■ Task requirements
For each record that follows, give it back exactly, with no pictures included.

(Component data from apps and pages)
_ _ _ _ _
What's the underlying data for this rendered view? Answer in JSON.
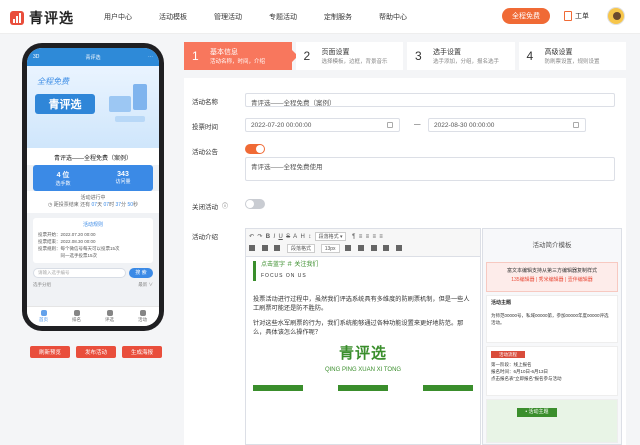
{
  "header": {
    "logo_text": "青评选",
    "nav": [
      "用户中心",
      "活动模板",
      "管理活动",
      "专题活动",
      "定制服务",
      "帮助中心"
    ],
    "free_button": "全程免费",
    "order_label": "工单",
    "colors": {
      "accent": "#f06a35",
      "brand": "#e94e3c"
    }
  },
  "phone": {
    "top_bar": {
      "left": "3D",
      "title": "青评选",
      "right": "⋯"
    },
    "banner": {
      "free_text": "全程免费",
      "brand": "青评选"
    },
    "title": "青评选——全程免费（案例）",
    "stats": [
      {
        "value": "4 位",
        "label": "选手数"
      },
      {
        "value": "343",
        "label": "访问量"
      }
    ],
    "progress": {
      "status": "活动进行中",
      "prefix": "距投票结束 还有",
      "days": "07",
      "days_unit": "天",
      "hours": "07",
      "hours_unit": "时",
      "minutes": "37",
      "minutes_unit": "分",
      "seconds": "50",
      "seconds_unit": "秒"
    },
    "rules": {
      "title": "活动规则",
      "lines": [
        "投票开始：2022.07.20 00:00",
        "投票结束：2022.08.30 00:00",
        "投票规则：每个微信号每天可以投票15次",
        "　　　　　同一选手投票15次"
      ]
    },
    "search": {
      "placeholder": "请输入选手编号",
      "button": "搜 索"
    },
    "select": {
      "label": "选手分组",
      "value": "最新 ∨"
    },
    "tabs": [
      "首页",
      "排名",
      "评选",
      "活动"
    ],
    "buttons": [
      "刷新预览",
      "发布活动",
      "生成海报"
    ]
  },
  "steps": [
    {
      "num": "1",
      "title": "基本信息",
      "sub": "活动名称，时间，介绍"
    },
    {
      "num": "2",
      "title": "页面设置",
      "sub": "选择模板，边框，背景音乐"
    },
    {
      "num": "3",
      "title": "选手设置",
      "sub": "选手添加，分组，报名选手"
    },
    {
      "num": "4",
      "title": "高级设置",
      "sub": "防刷票设置，规则设置"
    }
  ],
  "form": {
    "name_label": "活动名称",
    "name_value": "青评选——全程免费（案例）",
    "time_label": "投票时间",
    "start": "2022-07-20 00:00:00",
    "sep": "—",
    "end": "2022-08-30 00:00:00",
    "notice_label": "活动公告",
    "notice_on": true,
    "notice_value": "青评选——全程免费使用",
    "close_label": "关闭活动",
    "close_on": false,
    "intro_label": "活动介绍"
  },
  "editor": {
    "toolbar_row1": [
      "↶",
      "↷",
      "B",
      "I",
      "U",
      "S",
      "A",
      "H",
      "↕",
      "段落格式 ▾",
      "¶",
      "≡",
      "≡",
      "≡",
      "≡"
    ],
    "toolbar_row2": [
      "段落格式",
      "13px"
    ],
    "follow_line": "点击蓝字 ＃ 关注我们",
    "follow_sub": "FOCUS ON US",
    "para1": "投票活动进行过程中，虽然我们评选系统具有多维度的防刷票机制，但是一些人工刷票可能还是防不胜防。",
    "para2": "针对这些水军刷票的行为，我们系统能够通过各种功能设置来更好地防范。那么，具体该怎么操作呢？",
    "green_title": "青评选",
    "pinyin": "QING PING XUAN XI TONG",
    "green_color": "#3a8e2c"
  },
  "templates": {
    "title": "活动简介模板",
    "card1": {
      "line1": "富文本编辑支持从第三方编辑器复制样式",
      "line2": "135编辑器 | 秀米编辑器 | 壹伴编辑器"
    },
    "card2": {
      "title": "活动主题",
      "text": "为师范00000号，私域00000第，参加00000年度00000评选活动。"
    },
    "card3": {
      "title": "活动流程",
      "lines": [
        "第一阶段：线上报名",
        "报名时间：6月10日-6月13日",
        "点击报名表“立即报名”报名参与活动"
      ]
    },
    "card4": {
      "label": "• 活动主题"
    }
  }
}
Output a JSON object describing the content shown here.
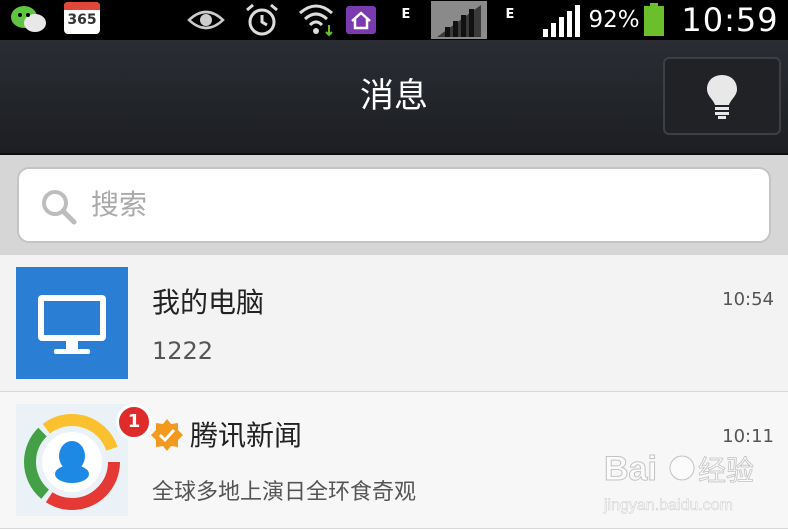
{
  "status_bar": {
    "calendar_number": "365",
    "network_mark_1": "E",
    "network_mark_2": "E",
    "battery_percent": "92%",
    "time": "10:59",
    "icons": [
      "wechat-icon",
      "calendar-icon",
      "eye-icon",
      "alarm-icon",
      "wifi-icon",
      "home-icon",
      "signal-icon",
      "battery-icon"
    ]
  },
  "header": {
    "title": "消息"
  },
  "search": {
    "placeholder": "搜索"
  },
  "chats": [
    {
      "name": "我的电脑",
      "preview": "1222",
      "time": "10:54",
      "avatar": "computer-icon"
    },
    {
      "name": "腾讯新闻",
      "preview": "全球多地上演日全环食奇观",
      "time": "10:11",
      "avatar": "tencent-news-logo",
      "unread": "1",
      "verified": true
    }
  ],
  "watermark": {
    "brand": "Baidu经验",
    "url": "jingyan.baidu.com"
  },
  "colors": {
    "titlebar": "#1c1e22",
    "accent_blue": "#2a7fd4",
    "battery_green": "#6bbf2a",
    "badge_red": "#e02b2b",
    "verified_orange": "#f39a1e"
  }
}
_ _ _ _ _
■ Answer to this task
What's the underlying data for this rendered view? Answer in JSON.
{
  "header": {
    "logo_text": "青评选",
    "nav": [
      "用户中心",
      "活动模板",
      "管理活动",
      "专题活动",
      "定制服务",
      "帮助中心"
    ],
    "free_button": "全程免费",
    "order_label": "工单",
    "colors": {
      "accent": "#f06a35",
      "brand": "#e94e3c"
    }
  },
  "phone": {
    "top_bar": {
      "left": "3D",
      "title": "青评选",
      "right": "⋯"
    },
    "banner": {
      "free_text": "全程免费",
      "brand": "青评选"
    },
    "title": "青评选——全程免费（案例）",
    "stats": [
      {
        "value": "4 位",
        "label": "选手数"
      },
      {
        "value": "343",
        "label": "访问量"
      }
    ],
    "progress": {
      "status": "活动进行中",
      "prefix": "距投票结束 还有",
      "days": "07",
      "days_unit": "天",
      "hours": "07",
      "hours_unit": "时",
      "minutes": "37",
      "minutes_unit": "分",
      "seconds": "50",
      "seconds_unit": "秒"
    },
    "rules": {
      "title": "活动规则",
      "lines": [
        "投票开始：2022.07.20 00:00",
        "投票结束：2022.08.30 00:00",
        "投票规则：每个微信号每天可以投票15次",
        "　　　　　同一选手投票15次"
      ]
    },
    "search": {
      "placeholder": "请输入选手编号",
      "button": "搜 索"
    },
    "select": {
      "label": "选手分组",
      "value": "最新 ∨"
    },
    "tabs": [
      "首页",
      "排名",
      "评选",
      "活动"
    ],
    "buttons": [
      "刷新预览",
      "发布活动",
      "生成海报"
    ]
  },
  "steps": [
    {
      "num": "1",
      "title": "基本信息",
      "sub": "活动名称，时间，介绍"
    },
    {
      "num": "2",
      "title": "页面设置",
      "sub": "选择模板，边框，背景音乐"
    },
    {
      "num": "3",
      "title": "选手设置",
      "sub": "选手添加，分组，报名选手"
    },
    {
      "num": "4",
      "title": "高级设置",
      "sub": "防刷票设置，规则设置"
    }
  ],
  "form": {
    "name_label": "活动名称",
    "name_value": "青评选——全程免费（案例）",
    "time_label": "投票时间",
    "start": "2022-07-20 00:00:00",
    "sep": "—",
    "end": "2022-08-30 00:00:00",
    "notice_label": "活动公告",
    "notice_on": true,
    "notice_value": "青评选——全程免费使用",
    "close_label": "关闭活动",
    "close_on": false,
    "intro_label": "活动介绍"
  },
  "editor": {
    "toolbar_row1": [
      "↶",
      "↷",
      "B",
      "I",
      "U",
      "S",
      "A",
      "H",
      "↕",
      "段落格式 ▾",
      "¶",
      "≡",
      "≡",
      "≡",
      "≡"
    ],
    "toolbar_row2": [
      "段落格式",
      "13px"
    ],
    "follow_line": "点击蓝字 ＃ 关注我们",
    "follow_sub": "FOCUS ON US",
    "para1": "投票活动进行过程中，虽然我们评选系统具有多维度的防刷票机制，但是一些人工刷票可能还是防不胜防。",
    "para2": "针对这些水军刷票的行为，我们系统能够通过各种功能设置来更好地防范。那么，具体该怎么操作呢？",
    "green_title": "青评选",
    "pinyin": "QING PING XUAN XI TONG",
    "green_color": "#3a8e2c"
  },
  "templates": {
    "title": "活动简介模板",
    "card1": {
      "line1": "富文本编辑支持从第三方编辑器复制样式",
      "line2": "135编辑器 | 秀米编辑器 | 壹伴编辑器"
    },
    "card2": {
      "title": "活动主题",
      "text": "为师范00000号，私域00000第，参加00000年度00000评选活动。"
    },
    "card3": {
      "title": "活动流程",
      "lines": [
        "第一阶段：线上报名",
        "报名时间：6月10日-6月13日",
        "点击报名表“立即报名”报名参与活动"
      ]
    },
    "card4": {
      "label": "• 活动主题"
    }
  }
}
Output a JSON object describing the content shown here.
{
  "status_bar": {
    "calendar_number": "365",
    "network_mark_1": "E",
    "network_mark_2": "E",
    "battery_percent": "92%",
    "time": "10:59",
    "icons": [
      "wechat-icon",
      "calendar-icon",
      "eye-icon",
      "alarm-icon",
      "wifi-icon",
      "home-icon",
      "signal-icon",
      "battery-icon"
    ]
  },
  "header": {
    "title": "消息"
  },
  "search": {
    "placeholder": "搜索"
  },
  "chats": [
    {
      "name": "我的电脑",
      "preview": "1222",
      "time": "10:54",
      "avatar": "computer-icon"
    },
    {
      "name": "腾讯新闻",
      "preview": "全球多地上演日全环食奇观",
      "time": "10:11",
      "avatar": "tencent-news-logo",
      "unread": "1",
      "verified": true
    }
  ],
  "watermark": {
    "brand": "Baidu经验",
    "url": "jingyan.baidu.com"
  },
  "colors": {
    "titlebar": "#1c1e22",
    "accent_blue": "#2a7fd4",
    "battery_green": "#6bbf2a",
    "badge_red": "#e02b2b",
    "verified_orange": "#f39a1e"
  }
}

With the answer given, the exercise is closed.